It is suitable for children and adults from 8 to 80, and it is richly illustrated with beautiful drawings by renowned artist Dmitry Pousirev.
ABOUT THIS BOOK
This book is true.
Especially the lies.
Look along the edge of a table – that is the first dimension, breadth. Then look along the other edge of the table – that is the second dimension, depth. Then look down at the table’s leg – that is the third dimension, height. Add up those three dimensions and you have space.
Now think at right angles to the first three dimensions, and you have the fourth dimension, time. Add those four dimensions together and you have what cynics call “reality”, or “everything”.

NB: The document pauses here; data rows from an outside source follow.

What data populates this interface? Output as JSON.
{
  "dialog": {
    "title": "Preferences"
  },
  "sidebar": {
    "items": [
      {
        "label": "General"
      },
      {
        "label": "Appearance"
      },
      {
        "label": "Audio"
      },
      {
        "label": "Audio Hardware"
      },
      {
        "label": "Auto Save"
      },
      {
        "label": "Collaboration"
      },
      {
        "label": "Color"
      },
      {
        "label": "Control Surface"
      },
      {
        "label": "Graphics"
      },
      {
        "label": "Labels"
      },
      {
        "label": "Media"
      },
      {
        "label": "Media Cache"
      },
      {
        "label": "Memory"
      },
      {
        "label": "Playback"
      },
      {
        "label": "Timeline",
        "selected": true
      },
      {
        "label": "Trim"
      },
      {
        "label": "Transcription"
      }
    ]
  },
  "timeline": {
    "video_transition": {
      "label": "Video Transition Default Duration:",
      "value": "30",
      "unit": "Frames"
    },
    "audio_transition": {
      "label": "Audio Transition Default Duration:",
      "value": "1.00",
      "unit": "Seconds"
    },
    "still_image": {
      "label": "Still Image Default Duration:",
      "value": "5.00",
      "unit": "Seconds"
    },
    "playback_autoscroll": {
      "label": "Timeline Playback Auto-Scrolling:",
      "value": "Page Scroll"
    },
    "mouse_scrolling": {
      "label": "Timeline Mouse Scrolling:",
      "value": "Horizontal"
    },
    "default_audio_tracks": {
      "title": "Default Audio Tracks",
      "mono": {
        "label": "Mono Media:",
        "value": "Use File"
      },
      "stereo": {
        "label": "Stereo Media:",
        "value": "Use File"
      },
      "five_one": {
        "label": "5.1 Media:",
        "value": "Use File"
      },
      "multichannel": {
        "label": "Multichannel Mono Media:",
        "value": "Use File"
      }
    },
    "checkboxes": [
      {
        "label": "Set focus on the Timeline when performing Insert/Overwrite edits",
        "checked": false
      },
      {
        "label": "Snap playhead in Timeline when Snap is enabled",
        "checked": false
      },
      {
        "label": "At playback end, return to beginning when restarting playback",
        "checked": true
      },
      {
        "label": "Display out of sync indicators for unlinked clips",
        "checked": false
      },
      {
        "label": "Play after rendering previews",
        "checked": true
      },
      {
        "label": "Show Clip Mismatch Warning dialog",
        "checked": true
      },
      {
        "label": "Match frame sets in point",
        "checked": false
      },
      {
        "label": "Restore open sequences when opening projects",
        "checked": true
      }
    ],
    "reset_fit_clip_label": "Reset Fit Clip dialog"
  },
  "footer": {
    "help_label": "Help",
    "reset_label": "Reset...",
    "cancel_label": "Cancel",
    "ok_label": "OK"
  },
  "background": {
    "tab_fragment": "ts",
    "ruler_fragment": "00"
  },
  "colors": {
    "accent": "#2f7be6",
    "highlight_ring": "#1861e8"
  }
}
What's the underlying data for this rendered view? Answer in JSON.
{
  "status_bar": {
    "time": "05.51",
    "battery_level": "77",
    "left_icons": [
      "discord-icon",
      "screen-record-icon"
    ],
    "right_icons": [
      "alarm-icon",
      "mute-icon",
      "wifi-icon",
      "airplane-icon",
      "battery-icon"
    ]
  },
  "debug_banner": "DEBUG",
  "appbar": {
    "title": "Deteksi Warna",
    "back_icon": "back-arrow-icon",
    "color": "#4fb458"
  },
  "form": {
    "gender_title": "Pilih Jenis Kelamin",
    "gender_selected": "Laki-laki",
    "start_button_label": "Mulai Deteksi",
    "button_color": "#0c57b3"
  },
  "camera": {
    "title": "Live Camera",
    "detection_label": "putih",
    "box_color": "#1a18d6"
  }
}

But any reputable theoretical astrophysicist will tell you that our universe has more than four dimensions. Some of the eggheads calculate that it has ten; others are convinced that it has twenty-two. It’s no wonder that the Einsteins can’t tie their own shoelaces and their hair grows perpendicular to their craniums!
So think at right angles to “reality”, and you will discover the fifth dimension, imagination. And, living in this dimension, you will find many beasts that you probably thought did not exist – creatures like dragons and mermaids and unicorns – animals created not by God or by Mother Nature or by Charles Darwin, but by our own fears and fantasies.
Of course, you may look at the strange and imaginary animals in this book and rub your eyes and mutter in disbelief, “but these beasts, they can’t be! Either the monkey with the typewriter got stoned, or I’m hallucinating! This is absurd, the fifth dimension doesn’t exist.”
But of course the fifth dimension exists, even if only in our heads; for with our minds we can make up whole worlds and universes of alternative realities. And do, every night when we fall asleep.
So, welcome to the zoo of the human imagination! Roll up, drop a penny in the turnstile, and come gawp at the strange and improbable beasts caged in this book. Like us, their makers, they are creatures that science can’t explain.
Only, please DON’T FEED THE CRITTERS! Many of these beasts can spit fire, or spout acid, or breathe plague, or turn you into stone; and most of the others would happily scrunch up your bones and slurp your brains out of your skull if you get too close. And watch out that the creatures don’t escape, for where imagination intersects with reality, absolutely anything can happen.
A macaque with an iPad can even write a book!